Is messaging about carbon an exclusive right?
I took the picture below last April when I was visiting my mum in Liverpool. The image caught me by surprise, mostly because one would more naturally expect this kind of global warming graffiti anyplace but in Liverpool.
You see Liverpool has seen better days. Unemployment rates are high, and its once glorious shipping and trade industries are either shuttered or suffering in changing times. Like many of America’s cities, Liverpool is in the process of reinventing itself.
It reminds me of cities like Baltimore, New Orleans and Philadelphia—cities that are awakening to the issue of global warming. These are cities where graffiti, a community organization, a garden on the roof of City Hall, or a severe weather event reflect a growing awareness brewing just beneath the surface.
Making this connection between severe weather and global warming constitutes one of Lippincott Mercer’s four factors for gauging tipping point for consumer behavior on global warming.
In addition to severe weather, the seminal 2005 Lippincott Mercer market research study stated that the issue will become increasingly visible to the consumer as three other key indicators gain higher visibility: the regulatory impact of global warming; political and current affairs; and commercial anticipation.
Interestingly, previous environmental issues like unleaded-petrol, and dolphin-friendly tuna also impacted on consumer markets when all indicators became highly visible.
As we come closer to deciding the next U.S president, I encourage you to “take the temperature” on global warming in your city or region now and again for two key global warming milestones in 2009: March – the end of the new President’s first hundred days; and Dec – the key inter-governmental, post-Kyoto discussion at COP15, Copenhagen.
This should give you a rough indication on how far away the new climate change conscious consumer market is.
Here are the questions.
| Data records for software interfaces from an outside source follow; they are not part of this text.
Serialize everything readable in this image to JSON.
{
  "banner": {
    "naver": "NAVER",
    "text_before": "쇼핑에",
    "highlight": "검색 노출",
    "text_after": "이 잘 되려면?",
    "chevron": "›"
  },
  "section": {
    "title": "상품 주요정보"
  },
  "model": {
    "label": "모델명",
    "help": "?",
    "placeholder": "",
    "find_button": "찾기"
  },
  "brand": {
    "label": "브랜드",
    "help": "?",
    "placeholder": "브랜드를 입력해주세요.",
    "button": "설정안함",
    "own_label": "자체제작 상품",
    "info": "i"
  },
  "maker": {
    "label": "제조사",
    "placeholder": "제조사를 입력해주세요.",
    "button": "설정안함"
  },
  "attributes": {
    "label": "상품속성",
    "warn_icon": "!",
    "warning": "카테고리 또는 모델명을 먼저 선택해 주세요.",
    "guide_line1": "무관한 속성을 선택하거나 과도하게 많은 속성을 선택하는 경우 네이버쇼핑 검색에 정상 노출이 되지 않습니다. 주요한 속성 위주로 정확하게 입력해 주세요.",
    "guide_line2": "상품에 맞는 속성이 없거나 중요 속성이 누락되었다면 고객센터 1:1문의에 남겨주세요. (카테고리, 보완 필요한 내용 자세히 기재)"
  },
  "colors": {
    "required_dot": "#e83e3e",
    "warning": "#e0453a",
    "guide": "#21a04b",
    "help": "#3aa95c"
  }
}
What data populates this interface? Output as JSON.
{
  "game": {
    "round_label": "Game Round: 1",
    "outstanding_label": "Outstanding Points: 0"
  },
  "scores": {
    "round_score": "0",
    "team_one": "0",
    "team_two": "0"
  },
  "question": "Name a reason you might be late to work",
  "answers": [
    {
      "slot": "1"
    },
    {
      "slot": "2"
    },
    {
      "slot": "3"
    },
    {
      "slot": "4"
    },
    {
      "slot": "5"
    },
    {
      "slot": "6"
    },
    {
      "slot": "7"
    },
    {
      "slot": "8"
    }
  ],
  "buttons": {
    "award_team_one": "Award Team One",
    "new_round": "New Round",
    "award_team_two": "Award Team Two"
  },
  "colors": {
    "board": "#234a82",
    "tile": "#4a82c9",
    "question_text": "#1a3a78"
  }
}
Now try to weight the answers (1= little or no visibility: 5= high visibility):
• Does your local or regional press coverage of severe weather events, such as forest fires and flash floods, make the explicit link to global warming?
• Do your family and peers acknowledge the link?
• What range of regulatory measures, such as taxes or caps, exist in your region which encourage the development towards a low carbon economy?
• Which measures are anticipated to come and when?
• How widely are they talked about in the media and among your peers?
Political and current affairs
• How evident is the political debate on global warming, for example, the presidential campaign, G8 meetings, local and regional channels etc?
• How extensive is media coverage of this debate?
• Are your family and peers passively aware or actively engaged in discussion on this debate?
• What realistic consumer choices are currently available for the climate change conscious consumer?
• Which markets are showing concern and bringing in new products?\
• Does your market show concern?
• How rapidly are new products being made available in your market?
Obviously, there is a great deal of disparity between ratings for each indicator at the moment. But the closer they approach the straight 5s, the closer we get to a tipping point.
So, how about your region? How do the indicators read? Is your firm proactively driving consumer anticipation in your region? And most importantly who is doing the carbon messaging in your market?
As the graffiti in Liverpool shows, no one has an exclusive right to messaging on carbon. The corporate winners in this race will be the ones that challenge the ‘old school’ thinking that credible environmental messaging is the exclusive right of NGOs and government.
It isn’t the “green noise” that is negatively impacting on the consumer today– which some top-tiers will have us believe – but knowledge gaps on carbon and global warming, such as 2050 milestone and the climate change science itself. The fact the issue has become so polarized and highly-personified isn’t helping the mainstream consumer either. Can you believe in climate change and not like Al Gore or vice versa?
The smart businesses are making sure that their offerings do not finish with the products alone, but they are complemented by fact-based carbon messaging.
What are your carbon messages?